Problem statement:
All of the data below is to be copied again without changes.
The data section start
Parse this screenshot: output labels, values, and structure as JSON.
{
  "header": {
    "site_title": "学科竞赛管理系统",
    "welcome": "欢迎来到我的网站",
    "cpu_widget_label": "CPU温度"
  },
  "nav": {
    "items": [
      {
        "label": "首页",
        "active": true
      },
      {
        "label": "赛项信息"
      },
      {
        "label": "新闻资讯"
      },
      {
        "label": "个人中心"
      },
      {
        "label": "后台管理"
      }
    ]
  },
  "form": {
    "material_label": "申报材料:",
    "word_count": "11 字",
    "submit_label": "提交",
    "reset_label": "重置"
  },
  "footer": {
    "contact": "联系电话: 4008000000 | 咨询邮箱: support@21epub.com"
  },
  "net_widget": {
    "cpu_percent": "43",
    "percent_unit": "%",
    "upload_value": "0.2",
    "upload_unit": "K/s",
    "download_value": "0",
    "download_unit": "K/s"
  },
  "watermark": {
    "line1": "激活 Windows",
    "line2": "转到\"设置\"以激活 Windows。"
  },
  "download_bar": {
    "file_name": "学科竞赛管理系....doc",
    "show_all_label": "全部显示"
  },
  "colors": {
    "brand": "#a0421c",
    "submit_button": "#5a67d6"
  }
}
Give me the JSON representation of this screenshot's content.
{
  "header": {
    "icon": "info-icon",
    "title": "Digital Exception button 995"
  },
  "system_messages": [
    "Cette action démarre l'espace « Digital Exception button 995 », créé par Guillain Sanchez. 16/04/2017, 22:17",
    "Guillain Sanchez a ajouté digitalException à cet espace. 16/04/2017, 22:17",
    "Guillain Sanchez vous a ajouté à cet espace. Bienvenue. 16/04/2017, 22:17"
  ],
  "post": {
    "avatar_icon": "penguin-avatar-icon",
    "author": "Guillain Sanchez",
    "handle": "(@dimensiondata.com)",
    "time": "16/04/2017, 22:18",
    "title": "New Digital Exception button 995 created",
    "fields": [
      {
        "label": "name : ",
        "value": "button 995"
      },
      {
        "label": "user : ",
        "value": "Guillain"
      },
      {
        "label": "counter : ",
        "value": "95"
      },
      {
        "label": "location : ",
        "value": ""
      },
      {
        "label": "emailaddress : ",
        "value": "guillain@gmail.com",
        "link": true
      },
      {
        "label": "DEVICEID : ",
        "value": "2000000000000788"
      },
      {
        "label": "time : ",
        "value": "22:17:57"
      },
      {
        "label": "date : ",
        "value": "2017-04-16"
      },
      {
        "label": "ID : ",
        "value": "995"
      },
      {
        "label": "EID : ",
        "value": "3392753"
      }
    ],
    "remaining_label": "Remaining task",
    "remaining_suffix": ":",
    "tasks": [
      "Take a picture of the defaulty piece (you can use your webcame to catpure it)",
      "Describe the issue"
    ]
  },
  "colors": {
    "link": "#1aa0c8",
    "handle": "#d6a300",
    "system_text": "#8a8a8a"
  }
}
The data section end
Output of the task:
Parse this screenshot: output labels, values, and structure as JSON.
{
  "header": {
    "site_title": "学科竞赛管理系统",
    "welcome": "欢迎来到我的网站",
    "cpu_widget_label": "CPU温度"
  },
  "nav": {
    "items": [
      {
        "label": "首页",
        "active": true
      },
      {
        "label": "赛项信息"
      },
      {
        "label": "新闻资讯"
      },
      {
        "label": "个人中心"
      },
      {
        "label": "后台管理"
      }
    ]
  },
  "form": {
    "material_label": "申报材料:",
    "word_count": "11 字",
    "submit_label": "提交",
    "reset_label": "重置"
  },
  "footer": {
    "contact": "联系电话: 4008000000 | 咨询邮箱: support@21epub.com"
  },
  "net_widget": {
    "cpu_percent": "43",
    "percent_unit": "%",
    "upload_value": "0.2",
    "upload_unit": "K/s",
    "download_value": "0",
    "download_unit": "K/s"
  },
  "watermark": {
    "line1": "激活 Windows",
    "line2": "转到\"设置\"以激活 Windows。"
  },
  "download_bar": {
    "file_name": "学科竞赛管理系....doc",
    "show_all_label": "全部显示"
  },
  "colors": {
    "brand": "#a0421c",
    "submit_button": "#5a67d6"
  }
}
Give me the JSON representation of this screenshot's content.
{
  "header": {
    "icon": "info-icon",
    "title": "Digital Exception button 995"
  },
  "system_messages": [
    "Cette action démarre l'espace « Digital Exception button 995 », créé par Guillain Sanchez. 16/04/2017, 22:17",
    "Guillain Sanchez a ajouté digitalException à cet espace. 16/04/2017, 22:17",
    "Guillain Sanchez vous a ajouté à cet espace. Bienvenue. 16/04/2017, 22:17"
  ],
  "post": {
    "avatar_icon": "penguin-avatar-icon",
    "author": "Guillain Sanchez",
    "handle": "(@dimensiondata.com)",
    "time": "16/04/2017, 22:18",
    "title": "New Digital Exception button 995 created",
    "fields": [
      {
        "label": "name : ",
        "value": "button 995"
      },
      {
        "label": "user : ",
        "value": "Guillain"
      },
      {
        "label": "counter : ",
        "value": "95"
      },
      {
        "label": "location : ",
        "value": ""
      },
      {
        "label": "emailaddress : ",
        "value": "guillain@gmail.com",
        "link": true
      },
      {
        "label": "DEVICEID : ",
        "value": "2000000000000788"
      },
      {
        "label": "time : ",
        "value": "22:17:57"
      },
      {
        "label": "date : ",
        "value": "2017-04-16"
      },
      {
        "label": "ID : ",
        "value": "995"
      },
      {
        "label": "EID : ",
        "value": "3392753"
      }
    ],
    "remaining_label": "Remaining task",
    "remaining_suffix": ":",
    "tasks": [
      "Take a picture of the defaulty piece (you can use your webcame to catpure it)",
      "Describe the issue"
    ]
  },
  "colors": {
    "link": "#1aa0c8",
    "handle": "#d6a300",
    "system_text": "#8a8a8a"
  }
}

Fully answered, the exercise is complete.